cheers,


gary

Jaydot's picture
Jaydot

No idea what the answer to you question is, sorry, but (assuming you have one), you could try using a sourdough starter as well.


I made oats&raisins cookies yesterday, based on a recipe that called for "bakpoeder" - not sure whether that's called baking soda or baking powder in english, but since I had neither, I added a dollop of my starter (and then let the dough/batter rest at room temp for over an hour). The cookies came out really well, and the taste is amazingly good. There's a photo on my blog.

gary.turner's picture
gary.turner

The recipe for oatmeal and raisin cookies that I have calls for both. I may give the sourdough idea a shot. Danke.


gary

tgrayson's picture
tgrayson


I seem to find only that soda does this or that, while powder does that or this; nowhere do I find a simple statement of why either should be used based on the other ingredients.


 



Didn't I provide a simple statement of why one should be used over another? I can't give you the exact ratios of baking soda to a particular acid, but you can find some rules of thumb on the internet.  If you're developing your own recipes, you'll probably have to experiment with optimal ratios.  FWIW, baking soda is about 4 times as powerful as an equivalent amount of baking powder, as long as there's an acid to react to.  That means that 1/2 tsp is equivalent to 2 tsp of baking powder.  Cookies (AND cakes) that contain brown sugar, natural cocoa, buttermilk and sour cream will contain some baking soda.  Those are the main acidic products.


 

gary.turner's picture
gary.turner

Yes, you provided a short list (the more common ingredients) of acidics.  However, what I was talking about was that I haven't seen any sort of quantitative information regarding how to use acidics with what proportion of which chemical leaven.  There are recipes with acidics that use no soda, and others with the same acidics that use both soda and powder. What I'm looking for is the rationale.


I understand that each offers its own flavor profile, affects spread, leavening power, browning, and other factors. It's just that I've not found that good summary, or rules of thumb you mention, especially how much of what to use for a given acid source.


I will continue my search. I do appreciate your help, and it already has improved my understanding.


cheers,


gary

tgrayson's picture
tgrayson

I'd buy a Ph meter and determine how much baking soda it took to reach a Ph of 7 (neutral) for various ingredients.
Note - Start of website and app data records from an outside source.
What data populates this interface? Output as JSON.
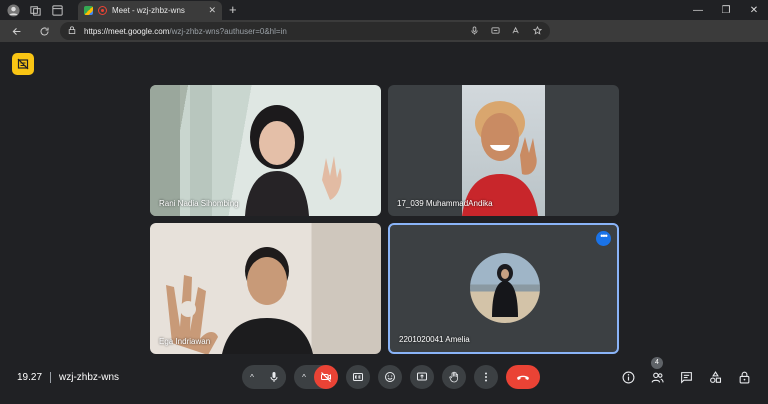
{
  "browser": {
    "tab": {
      "title": "Meet - wzj-zhbz-wns",
      "close": "✕"
    },
    "new_tab": "+",
    "window": {
      "minimize": "—",
      "maximize": "❐",
      "close": "✕"
    },
    "url_host": "https://meet.google.com",
    "url_rest": "/wzj-zhbz-wns?authuser=0&hl=in"
  },
  "participants": [
    {
      "name": "Rani Nadia Sihombing"
    },
    {
      "name": "17_039 MuhammadAndika"
    },
    {
      "name": "Ega Indriawan"
    },
    {
      "name": "2201020041 Amelia"
    }
  ],
  "tile_menu": "•••",
  "meeting": {
    "time": "19.27",
    "code": "wzj-zhbz-wns"
  },
  "people_count": "4",
  "colors": {
    "accent": "#1a73e8",
    "danger": "#ea4335",
    "badge": "#f9c514",
    "active_border": "#8ab4f8"
  },
  "icons": {
    "controls": [
      "mic-icon",
      "camera-off-icon",
      "captions-icon",
      "emoji-icon",
      "present-icon",
      "raise-hand-icon",
      "more-options-icon",
      "call-end-icon"
    ],
    "right": [
      "info-icon",
      "people-icon",
      "chat-icon",
      "activities-icon",
      "host-controls-icon"
    ]
  }
}
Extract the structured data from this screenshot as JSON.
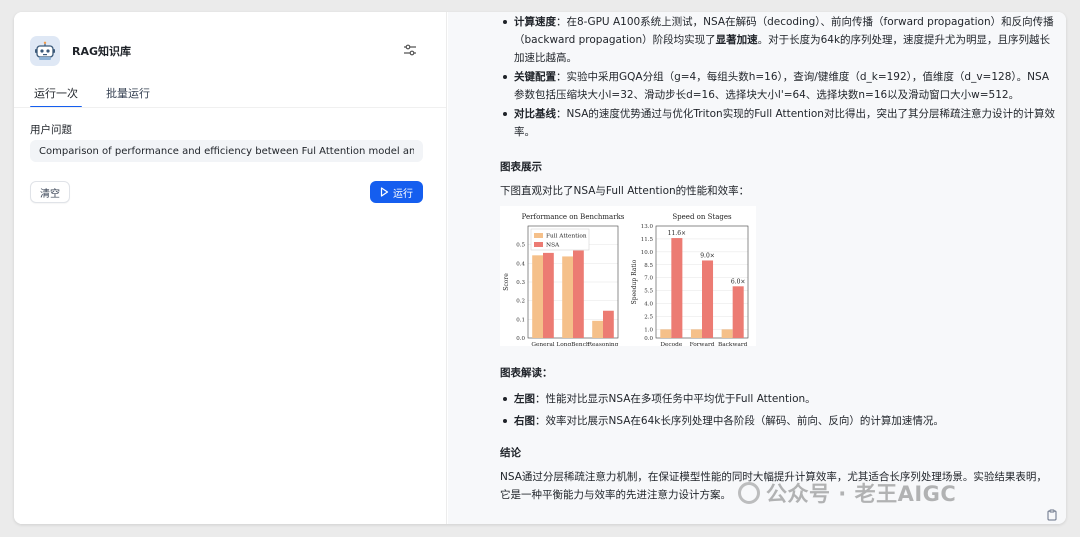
{
  "app": {
    "title": "RAG知识库",
    "logo_icon": "robot-icon"
  },
  "tabs": [
    {
      "label": "运行一次",
      "active": true
    },
    {
      "label": "批量运行",
      "active": false
    }
  ],
  "form": {
    "question_label": "用户问题",
    "question_value": "Comparison of performance and efficiency between Ful Attention model and our NSA",
    "clear_label": "清空",
    "run_label": "运行"
  },
  "result": {
    "bullets_top": [
      {
        "term": "计算速度",
        "pre": "：在8-GPU A100系统上测试，NSA在解码（decoding）、前向传播（forward propagation）和反向传播（backward propagation）阶段均实现了",
        "strong": "显著加速",
        "post": "。对于长度为64k的序列处理，速度提升尤为明显，且序列越长加速比越高。"
      },
      {
        "term": "关键配置",
        "pre": "：实验中采用GQA分组（g=4，每组头数h=16），查询/键维度（d_k=192），值维度（d_v=128）。NSA参数包括压缩块大小l=32、滑动步长d=16、选择块大小l'=64、选择块数n=16以及滑动窗口大小w=512。",
        "strong": "",
        "post": ""
      },
      {
        "term": "对比基线",
        "pre": "：NSA的速度优势通过与优化Triton实现的Full Attention对比得出，突出了其分层稀疏注意力设计的计算效率。",
        "strong": "",
        "post": ""
      }
    ],
    "chart_heading": "图表展示",
    "chart_intro": "下图直观对比了NSA与Full Attention的性能和效率：",
    "interp_heading": "图表解读",
    "interp_bullets": [
      {
        "term": "左图",
        "text": "：性能对比显示NSA在多项任务中平均优于Full Attention。"
      },
      {
        "term": "右图",
        "text": "：效率对比展示NSA在64k长序列处理中各阶段（解码、前向、反向）的计算加速情况。"
      }
    ],
    "conclusion_heading": "结论",
    "conclusion_text": "NSA通过分层稀疏注意力机制，在保证模型性能的同时大幅提升计算效率，尤其适合长序列处理场景。实验结果表明，它是一种平衡能力与效率的先进注意力设计方案。"
  },
  "watermark": "公众号 · 老王AIGC",
  "colors": {
    "accent": "#155eef",
    "full_attention": "#f5c08a",
    "nsa": "#ec7b73"
  },
  "chart_data": [
    {
      "type": "bar",
      "title": "Performance on Benchmarks",
      "ylabel": "Score",
      "xlabel": "",
      "categories": [
        "General",
        "LongBench",
        "Reasoning"
      ],
      "series": [
        {
          "name": "Full Attention",
          "values": [
            0.443,
            0.437,
            0.092
          ]
        },
        {
          "name": "NSA",
          "values": [
            0.456,
            0.469,
            0.146
          ]
        }
      ],
      "ylim": [
        0,
        0.6
      ],
      "yticks": [
        "0.0",
        "0.1",
        "0.2",
        "0.3",
        "0.4",
        "0.5"
      ],
      "grid": true,
      "legend": "top-left"
    },
    {
      "type": "bar",
      "title": "Speed on Stages",
      "ylabel": "Speedup Ratio",
      "xlabel": "",
      "categories": [
        "Decode",
        "Forward",
        "Backward"
      ],
      "series": [
        {
          "name": "Full Attention",
          "values": [
            1.0,
            1.0,
            1.0
          ]
        },
        {
          "name": "NSA",
          "values": [
            11.6,
            9.0,
            6.0
          ]
        }
      ],
      "data_labels": [
        "11.6×",
        "9.0×",
        "6.0×"
      ],
      "ylim": [
        0,
        13
      ],
      "yticks": [
        "0.0",
        "1.0",
        "2.5",
        "4.0",
        "5.5",
        "7.0",
        "8.5",
        "10.0",
        "11.5",
        "13.0"
      ],
      "grid": true
    }
  ]
}
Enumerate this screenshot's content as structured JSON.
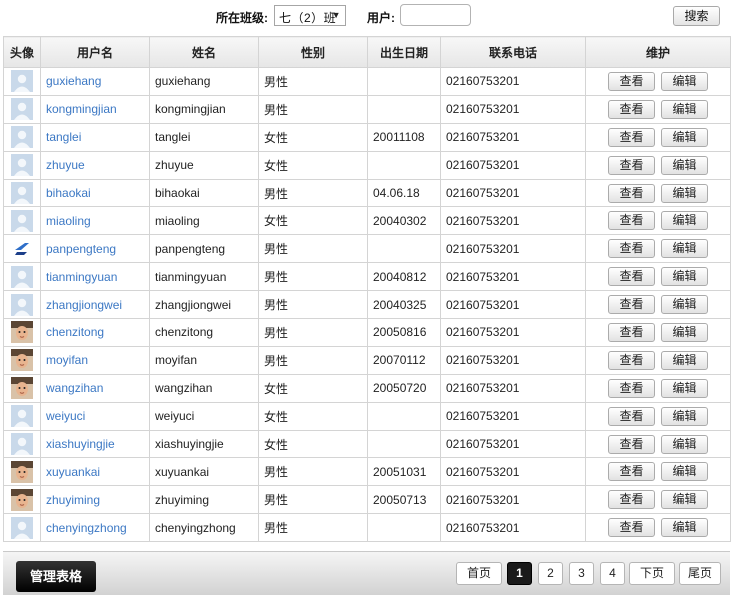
{
  "filter": {
    "class_label": "所在班级:",
    "class_value": "七（2）班",
    "user_label": "用户:",
    "user_value": "",
    "search_label": "搜索"
  },
  "table": {
    "headers": [
      "头像",
      "用户名",
      "姓名",
      "性别",
      "出生日期",
      "联系电话",
      "维护"
    ],
    "view_label": "查看",
    "edit_label": "编辑",
    "rows": [
      {
        "avatar": "default-avatar",
        "username": "guxiehang",
        "name": "guxiehang",
        "gender": "男性",
        "birth": "",
        "phone": "02160753201"
      },
      {
        "avatar": "default-avatar",
        "username": "kongmingjian",
        "name": "kongmingjian",
        "gender": "男性",
        "birth": "",
        "phone": "02160753201"
      },
      {
        "avatar": "default-avatar",
        "username": "tanglei",
        "name": "tanglei",
        "gender": "女性",
        "birth": "20011108",
        "phone": "02160753201"
      },
      {
        "avatar": "default-avatar",
        "username": "zhuyue",
        "name": "zhuyue",
        "gender": "女性",
        "birth": "",
        "phone": "02160753201"
      },
      {
        "avatar": "default-avatar",
        "username": "bihaokai",
        "name": "bihaokai",
        "gender": "男性",
        "birth": "04.06.18",
        "phone": "02160753201"
      },
      {
        "avatar": "default-avatar",
        "username": "miaoling",
        "name": "miaoling",
        "gender": "女性",
        "birth": "20040302",
        "phone": "02160753201"
      },
      {
        "avatar": "logo-avatar",
        "username": "panpengteng",
        "name": "panpengteng",
        "gender": "男性",
        "birth": "",
        "phone": "02160753201"
      },
      {
        "avatar": "default-avatar",
        "username": "tianmingyuan",
        "name": "tianmingyuan",
        "gender": "男性",
        "birth": "20040812",
        "phone": "02160753201"
      },
      {
        "avatar": "default-avatar",
        "username": "zhangjiongwei",
        "name": "zhangjiongwei",
        "gender": "男性",
        "birth": "20040325",
        "phone": "02160753201"
      },
      {
        "avatar": "photo-avatar",
        "username": "chenzitong",
        "name": "chenzitong",
        "gender": "男性",
        "birth": "20050816",
        "phone": "02160753201"
      },
      {
        "avatar": "photo-avatar",
        "username": "moyifan",
        "name": "moyifan",
        "gender": "男性",
        "birth": "20070112",
        "phone": "02160753201"
      },
      {
        "avatar": "photo-avatar",
        "username": "wangzihan",
        "name": "wangzihan",
        "gender": "女性",
        "birth": "20050720",
        "phone": "02160753201"
      },
      {
        "avatar": "default-avatar",
        "username": "weiyuci",
        "name": "weiyuci",
        "gender": "女性",
        "birth": "",
        "phone": "02160753201"
      },
      {
        "avatar": "default-avatar",
        "username": "xiashuyingjie",
        "name": "xiashuyingjie",
        "gender": "女性",
        "birth": "",
        "phone": "02160753201"
      },
      {
        "avatar": "photo-avatar",
        "username": "xuyuankai",
        "name": "xuyuankai",
        "gender": "男性",
        "birth": "20051031",
        "phone": "02160753201"
      },
      {
        "avatar": "photo-avatar",
        "username": "zhuyiming",
        "name": "zhuyiming",
        "gender": "男性",
        "birth": "20050713",
        "phone": "02160753201"
      },
      {
        "avatar": "default-avatar",
        "username": "chenyingzhong",
        "name": "chenyingzhong",
        "gender": "男性",
        "birth": "",
        "phone": "02160753201"
      }
    ]
  },
  "footer": {
    "manage_label": "管理表格",
    "pager": {
      "first": "首页",
      "pages": [
        "1",
        "2",
        "3",
        "4"
      ],
      "current": "1",
      "next": "下页",
      "last": "尾页"
    }
  },
  "colors": {
    "link": "#3c78c4",
    "active_page": "#1a1a1a"
  }
}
Mini Oven's picture
Mini Oven

I always thought heat had something to do with it.  Soda works basically cold and fast and the Cream of Tarter combined with soda (baking powder) give a heat driven rise with the Cream of tarter adding holding power or "set" to the product.  


The fun starts when you have recipes that ask for soda, baking powder and cream of tarter.  Ha!  :)


http://www.wisegeek.com/what-is-the-difference-between-baking-soda-and-baking-powder.htm 


A lot depends on how you like your cookie.  Say you put soda in it.  It will rise and fall upon removal from the oven (and depending on the moisture) resulting more often in a chewy cookie. Add Baking powder to the formula and the cookie will not fall as much upon removal from the oven resulting in a more cake like cookie.